According to a recent article in the Seattle Times, the Governor's Office says that the source of the executive privilege is the constitutional guarantee of separation of powers. As the Times reports, there has only been one definitive Washington court case addressing executive privilege, where a Snohomish County trial court made an oral ruling in favor of the exemption. However, in that case the executive privilege was raised in the context of documents requested in litigation, and used in conjunction with the deliberative process exemption, which prevents disclosure of records used as part of the policy and decision-making processes during the time such decisions are being made. PAWS II, 125 Wn.2d at 256. It is important to note, however, that after a decision is finalized, the records may be subject to disclosure. Id.

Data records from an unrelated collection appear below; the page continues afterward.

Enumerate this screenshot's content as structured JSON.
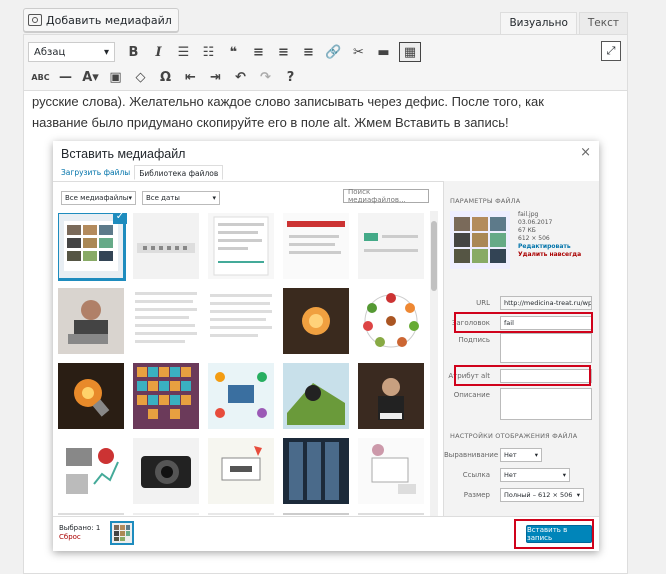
{
  "top": {
    "add_media_label": "Добавить медиафайл",
    "tab_visual": "Визуально",
    "tab_text": "Текст"
  },
  "toolbar": {
    "format_value": "Абзац",
    "row1_icons": [
      "bold-icon",
      "italic-icon",
      "bullet-list-icon",
      "numbered-list-icon",
      "blockquote-icon",
      "align-left-icon",
      "align-center-icon",
      "align-right-icon",
      "link-icon",
      "unlink-icon",
      "read-more-icon",
      "toolbar-toggle-icon"
    ],
    "row2_icons": [
      "strikethrough-icon",
      "horizontal-line-icon",
      "text-color-icon",
      "paste-text-icon",
      "clear-format-icon",
      "special-char-icon",
      "outdent-icon",
      "indent-icon",
      "undo-icon",
      "redo-icon",
      "help-icon"
    ]
  },
  "content": {
    "text": "русские слова). Желательно каждое слово записывать через дефис. После того, как название было придумано скопируйте его в поле alt. Жмем Вставить в запись!"
  },
  "modal": {
    "title": "Вставить медиафайл",
    "close": "×",
    "tab_upload": "Загрузить файлы",
    "tab_library": "Библиотека файлов",
    "filter_type": "Все медиафайлы",
    "filter_date": "Все даты",
    "search_placeholder": "Поиск медиафайлов...",
    "sidebar": {
      "heading": "ПАРАМЕТРЫ ФАЙЛА",
      "file_name": "fail.jpg",
      "file_date": "03.06.2017",
      "file_size": "67 КБ",
      "file_dims": "612 × 506",
      "edit_link": "Редактировать",
      "delete_link": "Удалить навсегда",
      "url_label": "URL",
      "url_value": "http://medicina-treat.ru/wp-",
      "title_label": "Заголовок",
      "title_value": "fail",
      "caption_label": "Подпись",
      "alt_label": "Атрибут alt",
      "desc_label": "Описание",
      "display_heading": "НАСТРОЙКИ ОТОБРАЖЕНИЯ ФАЙЛА",
      "align_label": "Выравнивание",
      "align_value": "Нет",
      "link_label": "Ссылка",
      "link_value": "Нет",
      "size_label": "Размер",
      "size_value": "Полный – 612 × 506"
    },
    "footer": {
      "selected": "Выбрано: 1",
      "reset": "Сброс",
      "insert_button": "Вставить в запись"
    }
  },
  "colors": {
    "accent": "#0085ba",
    "highlight": "#d0021b",
    "selection": "#1e8cbe"
  }
}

A Washington court may find that the deliberative process exemption applies to at least some of the records Freedom Foundation alleges were withheld in April 2010, particularly if the records reflect ongoing decision and policy making within the Governor’s Office. However, it remains to be seen whether the courts will directly address the issues of executive privilege and separation of powers. On the other hand, facing a parallel separation of powers issue in 1986, the Washington Supreme Court held that the judiciary is not included within the reach of the Public Records Act. Nast v. Michels, 107 Wn.2d 300, 730 P.2d 54 (1986).

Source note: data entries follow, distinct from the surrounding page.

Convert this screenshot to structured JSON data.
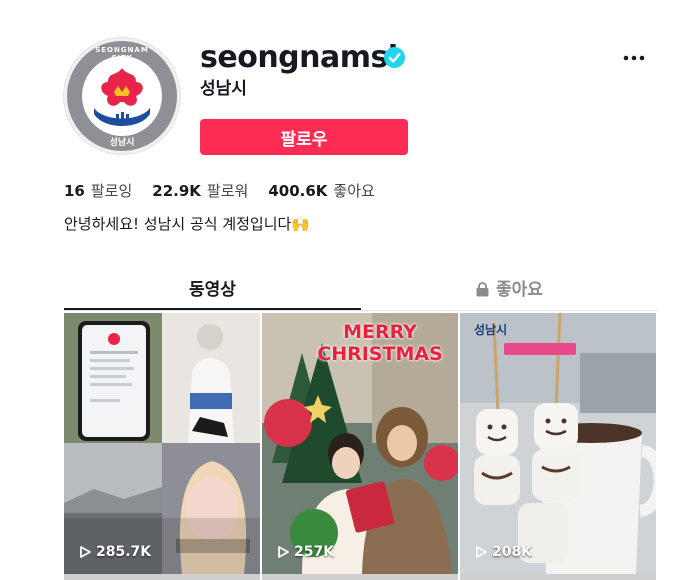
{
  "profile": {
    "username": "seongnamsi",
    "nickname": "성남시",
    "avatar_text_top": "SEONGNAM CITY",
    "avatar_text_bottom": "성남시",
    "verified": true,
    "follow_label": "팔로우",
    "more_icon": "ellipsis-icon"
  },
  "stats": [
    {
      "count": "16",
      "label": "팔로잉"
    },
    {
      "count": "22.9K",
      "label": "팔로워"
    },
    {
      "count": "400.6K",
      "label": "좋아요"
    }
  ],
  "bio": "안녕하세요! 성남시 공식 계정입니다🙌",
  "tabs": {
    "videos": "동영상",
    "likes": "좋아요",
    "likes_icon": "lock-icon"
  },
  "videos": [
    {
      "views": "285.7K"
    },
    {
      "views": "257K",
      "overlay_line1": "MERRY",
      "overlay_line2": "CHRISTMAS"
    },
    {
      "views": "208K",
      "overlay_badge": "성남시"
    }
  ],
  "colors": {
    "accent": "#fe2c55",
    "verified": "#20d5ec",
    "text": "#161823",
    "muted": "#8a8b91"
  }
}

Clash of Principles: Academic Freedom v. Freedom of Information

The March 30 edition of the New York Times reports that a research group in Michigan has made a public records request of the University of Michigan, Michigan State University and Wayne State University for any e-mails involving the Wisconsin labor turmoil, including any e-mails with reference to Rachel Maddow – the MSNBC talk show host.

Greg Schulz, the director of academic freedom for the American Association of University Professors is quoted as asserting “We think this will have a chilling effect on academic freedom. We’ve never seen FOIA requests used like this before.”

In the State of Washington, however, the issue of academic freedom v. freedom of information has long been decided in favor of the freedom of information. In 1994 the Washington Supreme Court held that documents regarding research proposals for primate experiments that didn’t fall within specific statutory exemptions were subject to disclosure under the State’s Public Records Act – despite the contention of the University of Washington that academic freedom protected those records from disclosure. Progressive Animal Rights Society (PAWS) v. University of Washington, 125 Wn.2d 243, 884 P.2d 592 (1994).

In PAWS, the Washington Supreme Court directly addressed the University’s argument that “the grant proposal should be exempt in its entirety because disclosure of a researcher’s preliminary ideas violates a putative constitutional privilege of academic freedom.” Rejecting that argument, the Court held that neither the popular initiative that first adopted Washington’s Public Record Act nor the legislature in later amendments had created an exemption from the Public Records Act for academics. Further the Court noted that, “Even assuming there were plausible grounds for doing so, it would be difficult to grant special First Amendment protection to public university employees while denying it to other state employees.”

On the other hand, both the trial court and the Supreme Court held that information in the proposal that would reveal research hypothesis, data, valuable formula and the like should be redacted from the documents as they are covered by exemptions to the Public Records Act. The Court also excluded the peer review “pink sheets” from disclosure, as they were documents reflecting a deliberative process for an unsuccessful proposal and thus exempt under the “deliberative process” exemption. But, the Court also noted “Once the proposal becomes funded, it clearly becomes ‘implemented’ for purposes of this exemption and the pink sheets thereby become disclosable.”